> _Work instructions_
Pull out each line of the records holding the string "this".

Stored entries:

↓

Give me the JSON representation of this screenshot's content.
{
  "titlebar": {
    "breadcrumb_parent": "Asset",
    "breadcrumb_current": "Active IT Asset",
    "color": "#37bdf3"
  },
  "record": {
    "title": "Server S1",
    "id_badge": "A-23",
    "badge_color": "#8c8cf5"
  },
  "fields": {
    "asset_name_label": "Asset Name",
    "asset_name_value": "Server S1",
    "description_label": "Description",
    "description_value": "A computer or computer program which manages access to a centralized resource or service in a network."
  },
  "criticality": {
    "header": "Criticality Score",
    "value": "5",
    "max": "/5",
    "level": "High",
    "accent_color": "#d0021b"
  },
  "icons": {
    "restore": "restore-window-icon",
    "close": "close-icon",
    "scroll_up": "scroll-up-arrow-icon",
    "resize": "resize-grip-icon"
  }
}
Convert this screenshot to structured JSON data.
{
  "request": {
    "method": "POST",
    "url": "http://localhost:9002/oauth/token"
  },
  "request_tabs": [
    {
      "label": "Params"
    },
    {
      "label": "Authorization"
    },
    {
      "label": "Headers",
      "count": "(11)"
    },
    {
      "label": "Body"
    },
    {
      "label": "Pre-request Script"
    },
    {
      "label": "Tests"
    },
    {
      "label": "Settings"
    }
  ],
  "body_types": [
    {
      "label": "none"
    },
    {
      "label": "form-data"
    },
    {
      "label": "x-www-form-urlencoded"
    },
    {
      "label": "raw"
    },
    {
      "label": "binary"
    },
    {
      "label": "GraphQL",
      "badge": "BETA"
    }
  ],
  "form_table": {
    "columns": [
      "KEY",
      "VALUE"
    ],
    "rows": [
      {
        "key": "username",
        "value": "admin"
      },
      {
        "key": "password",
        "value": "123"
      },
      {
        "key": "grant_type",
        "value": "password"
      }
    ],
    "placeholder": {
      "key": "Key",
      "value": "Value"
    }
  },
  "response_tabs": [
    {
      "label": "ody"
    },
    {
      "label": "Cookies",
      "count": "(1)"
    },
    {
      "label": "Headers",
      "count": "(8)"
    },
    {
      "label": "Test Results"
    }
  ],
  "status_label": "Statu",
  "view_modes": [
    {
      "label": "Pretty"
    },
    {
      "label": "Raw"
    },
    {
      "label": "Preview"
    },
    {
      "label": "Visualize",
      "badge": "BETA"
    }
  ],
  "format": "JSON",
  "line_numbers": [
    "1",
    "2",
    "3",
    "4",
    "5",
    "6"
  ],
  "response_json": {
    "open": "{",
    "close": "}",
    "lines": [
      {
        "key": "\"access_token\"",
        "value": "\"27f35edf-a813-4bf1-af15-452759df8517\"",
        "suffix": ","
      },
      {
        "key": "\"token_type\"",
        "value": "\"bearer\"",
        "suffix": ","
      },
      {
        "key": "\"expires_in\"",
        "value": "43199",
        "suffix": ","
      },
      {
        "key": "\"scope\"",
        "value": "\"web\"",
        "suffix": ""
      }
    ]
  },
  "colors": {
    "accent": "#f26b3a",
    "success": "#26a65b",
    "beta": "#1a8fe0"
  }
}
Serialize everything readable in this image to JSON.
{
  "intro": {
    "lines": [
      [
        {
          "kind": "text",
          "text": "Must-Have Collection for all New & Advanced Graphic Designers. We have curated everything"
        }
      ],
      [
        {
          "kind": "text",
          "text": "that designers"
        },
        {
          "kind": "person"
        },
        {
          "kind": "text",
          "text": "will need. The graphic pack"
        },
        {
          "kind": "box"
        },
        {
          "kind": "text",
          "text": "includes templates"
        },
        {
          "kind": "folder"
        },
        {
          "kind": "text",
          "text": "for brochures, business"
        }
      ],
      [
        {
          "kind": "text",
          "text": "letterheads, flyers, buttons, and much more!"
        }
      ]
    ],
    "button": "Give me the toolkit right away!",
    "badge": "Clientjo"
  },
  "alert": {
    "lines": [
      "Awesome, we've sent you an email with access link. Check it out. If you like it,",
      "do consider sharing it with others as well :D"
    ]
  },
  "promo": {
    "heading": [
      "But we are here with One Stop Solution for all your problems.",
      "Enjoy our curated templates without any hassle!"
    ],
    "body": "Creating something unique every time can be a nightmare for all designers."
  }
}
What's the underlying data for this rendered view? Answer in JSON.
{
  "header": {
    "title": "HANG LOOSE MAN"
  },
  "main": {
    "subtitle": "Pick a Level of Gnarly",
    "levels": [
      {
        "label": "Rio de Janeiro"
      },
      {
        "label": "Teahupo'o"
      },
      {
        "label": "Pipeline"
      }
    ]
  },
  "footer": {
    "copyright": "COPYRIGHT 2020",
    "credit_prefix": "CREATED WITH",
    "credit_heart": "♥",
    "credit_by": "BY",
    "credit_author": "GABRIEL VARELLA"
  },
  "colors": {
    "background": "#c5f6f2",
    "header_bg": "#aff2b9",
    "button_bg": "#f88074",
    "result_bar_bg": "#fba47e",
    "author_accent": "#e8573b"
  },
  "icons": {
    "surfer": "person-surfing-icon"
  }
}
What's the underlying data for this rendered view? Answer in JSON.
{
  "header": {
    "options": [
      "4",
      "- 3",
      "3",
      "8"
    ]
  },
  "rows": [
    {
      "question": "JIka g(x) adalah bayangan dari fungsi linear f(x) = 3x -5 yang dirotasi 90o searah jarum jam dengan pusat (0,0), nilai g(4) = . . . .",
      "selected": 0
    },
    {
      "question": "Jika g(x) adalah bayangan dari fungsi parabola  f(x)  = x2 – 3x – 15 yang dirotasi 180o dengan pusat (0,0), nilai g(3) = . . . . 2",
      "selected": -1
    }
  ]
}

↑

> _Final answer_
Give me the JSON representation of this screenshot's content.
Convert this screenshot to structured JSON data.
Serialize everything readable in this image to JSON.
What's the underlying data for this rendered view? Answer in JSON.
What's the underlying data for this rendered view? Answer in JSON.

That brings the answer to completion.